Required action -
Nothing but the records beneath, reproduced exactly, should appear in the answer.

Segment Start: Dataset

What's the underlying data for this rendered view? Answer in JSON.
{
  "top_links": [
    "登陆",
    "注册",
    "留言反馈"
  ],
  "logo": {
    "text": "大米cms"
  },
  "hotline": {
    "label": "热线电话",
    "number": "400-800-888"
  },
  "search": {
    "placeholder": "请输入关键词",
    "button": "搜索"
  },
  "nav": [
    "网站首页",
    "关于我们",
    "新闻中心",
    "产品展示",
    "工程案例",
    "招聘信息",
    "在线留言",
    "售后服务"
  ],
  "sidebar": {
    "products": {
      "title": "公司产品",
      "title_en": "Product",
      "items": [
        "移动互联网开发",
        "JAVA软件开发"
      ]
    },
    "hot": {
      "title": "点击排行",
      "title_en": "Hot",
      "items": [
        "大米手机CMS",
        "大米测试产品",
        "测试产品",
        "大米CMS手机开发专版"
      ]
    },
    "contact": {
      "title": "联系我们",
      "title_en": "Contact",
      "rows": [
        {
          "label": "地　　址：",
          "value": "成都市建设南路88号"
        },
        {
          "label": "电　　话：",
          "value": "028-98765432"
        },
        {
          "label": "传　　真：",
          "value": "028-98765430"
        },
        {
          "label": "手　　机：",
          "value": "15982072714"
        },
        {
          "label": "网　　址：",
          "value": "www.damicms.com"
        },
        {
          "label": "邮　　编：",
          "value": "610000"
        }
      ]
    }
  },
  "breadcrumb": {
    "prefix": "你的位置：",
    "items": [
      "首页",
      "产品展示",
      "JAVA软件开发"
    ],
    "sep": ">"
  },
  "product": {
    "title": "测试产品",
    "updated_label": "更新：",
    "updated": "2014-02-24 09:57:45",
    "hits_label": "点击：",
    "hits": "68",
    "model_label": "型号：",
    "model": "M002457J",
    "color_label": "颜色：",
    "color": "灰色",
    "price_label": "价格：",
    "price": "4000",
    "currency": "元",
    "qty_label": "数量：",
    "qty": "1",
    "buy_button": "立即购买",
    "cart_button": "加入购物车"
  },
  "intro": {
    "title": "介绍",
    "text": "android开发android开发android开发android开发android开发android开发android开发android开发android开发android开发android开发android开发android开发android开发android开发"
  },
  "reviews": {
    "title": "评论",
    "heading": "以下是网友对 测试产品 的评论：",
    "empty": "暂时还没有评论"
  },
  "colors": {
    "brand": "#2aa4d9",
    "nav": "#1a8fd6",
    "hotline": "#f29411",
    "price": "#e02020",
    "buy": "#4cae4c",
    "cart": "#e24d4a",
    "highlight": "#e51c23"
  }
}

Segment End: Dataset

Final answer -
What's the underlying data for this rendered view? Answer in JSON.
{
  "top_links": [
    "登陆",
    "注册",
    "留言反馈"
  ],
  "logo": {
    "text": "大米cms"
  },
  "hotline": {
    "label": "热线电话",
    "number": "400-800-888"
  },
  "search": {
    "placeholder": "请输入关键词",
    "button": "搜索"
  },
  "nav": [
    "网站首页",
    "关于我们",
    "新闻中心",
    "产品展示",
    "工程案例",
    "招聘信息",
    "在线留言",
    "售后服务"
  ],
  "sidebar": {
    "products": {
      "title": "公司产品",
      "title_en": "Product",
      "items": [
        "移动互联网开发",
        "JAVA软件开发"
      ]
    },
    "hot": {
      "title": "点击排行",
      "title_en": "Hot",
      "items": [
        "大米手机CMS",
        "大米测试产品",
        "测试产品",
        "大米CMS手机开发专版"
      ]
    },
    "contact": {
      "title": "联系我们",
      "title_en": "Contact",
      "rows": [
        {
          "label": "地　　址：",
          "value": "成都市建设南路88号"
        },
        {
          "label": "电　　话：",
          "value": "028-98765432"
        },
        {
          "label": "传　　真：",
          "value": "028-98765430"
        },
        {
          "label": "手　　机：",
          "value": "15982072714"
        },
        {
          "label": "网　　址：",
          "value": "www.damicms.com"
        },
        {
          "label": "邮　　编：",
          "value": "610000"
        }
      ]
    }
  },
  "breadcrumb": {
    "prefix": "你的位置：",
    "items": [
      "首页",
      "产品展示",
      "JAVA软件开发"
    ],
    "sep": ">"
  },
  "product": {
    "title": "测试产品",
    "updated_label": "更新：",
    "updated": "2014-02-24 09:57:45",
    "hits_label": "点击：",
    "hits": "68",
    "model_label": "型号：",
    "model": "M002457J",
    "color_label": "颜色：",
    "color": "灰色",
    "price_label": "价格：",
    "price": "4000",
    "currency": "元",
    "qty_label": "数量：",
    "qty": "1",
    "buy_button": "立即购买",
    "cart_button": "加入购物车"
  },
  "intro": {
    "title": "介绍",
    "text": "android开发android开发android开发android开发android开发android开发android开发android开发android开发android开发android开发android开发android开发android开发android开发"
  },
  "reviews": {
    "title": "评论",
    "heading": "以下是网友对 测试产品 的评论：",
    "empty": "暂时还没有评论"
  },
  "colors": {
    "brand": "#2aa4d9",
    "nav": "#1a8fd6",
    "hotline": "#f29411",
    "price": "#e02020",
    "buy": "#4cae4c",
    "cart": "#e24d4a",
    "highlight": "#e51c23"
  }
}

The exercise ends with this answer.